This may seem like a silly distinction to make in a media as curated as Instagram. I only show you parts of my life, and I definitely crop stuff out. I also curate my feed as a whole, to delete old posts that don't work well as a team with the overall thing I want it to be. So why quibble about how staged a photo is? And isn't it just as staged if I put a spoon in a particular spot? Don't I sometimes arrange spoons quite geometrically?
But I don't think it's silly. In a space where the only rules on what I do are the ones I impose on myself, I find it helpful to have some structure to the photographs I take. This rigor makes them more meaningful to me. It feels more like I am capturing the reality of a situation than constructing it. The discipline of this also makes me make strong artistic choices by chance that I would never have chosen otherwise. I used to pose my spoons next to succulents or artfully arranged fruit. Those pictures with the Garfield and sneaker and bubbles? Way better. But I wouldn't have done it if I didn't have the rules for myself.
When I take a picture of a moment in time, I am amazed at how often my first picture is the best picture. The act of taking out a camera changes things, and the sooner it is put away the more intact the moment remains.
So here are my rules for keeping it real on Instagram: I can walk around with a spoon, but then I put it down and take the picture. Ideally, the picture will tell a bit of a story beyond the spoon: the book someone is reading, the cherry tomatoes picked from the garden, the wooden bowl I promised my grandmother I'd refinish ages ago. Glimpses of my real life.
I try to snap as few takes as possible.
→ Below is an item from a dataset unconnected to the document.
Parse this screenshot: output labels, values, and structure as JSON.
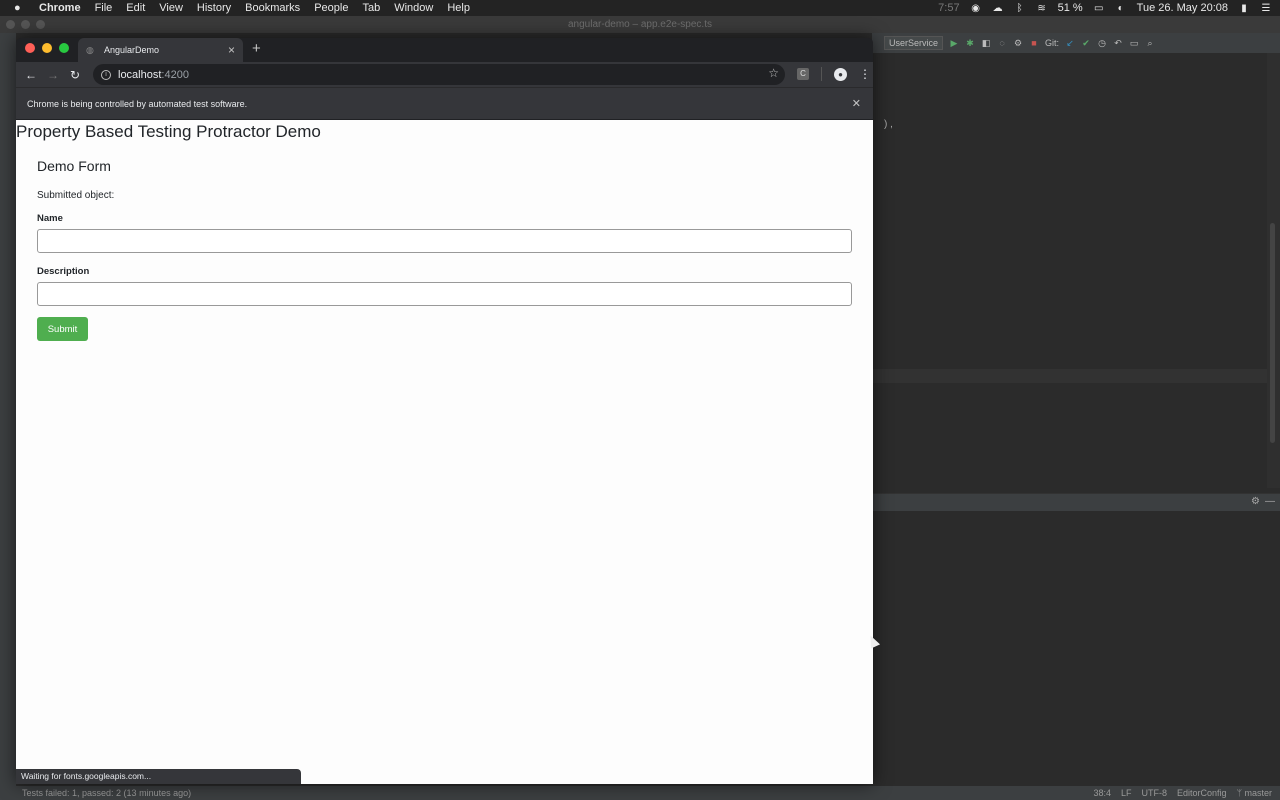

Usually the first is the best, but sometimes I have to try a few places to find the right light. I use filters and focus to make it look like reality and to draw the eye to what I want to be the object of attention, but I try not to juice the colors.
I try to share my life in a real way. That is, after all, what I want from you.
My blog has evolved into a series of short essays on the nature of entrepreneurship, craftsmanship, and their overlap. If either of these topics is something you think about, you will probably like this.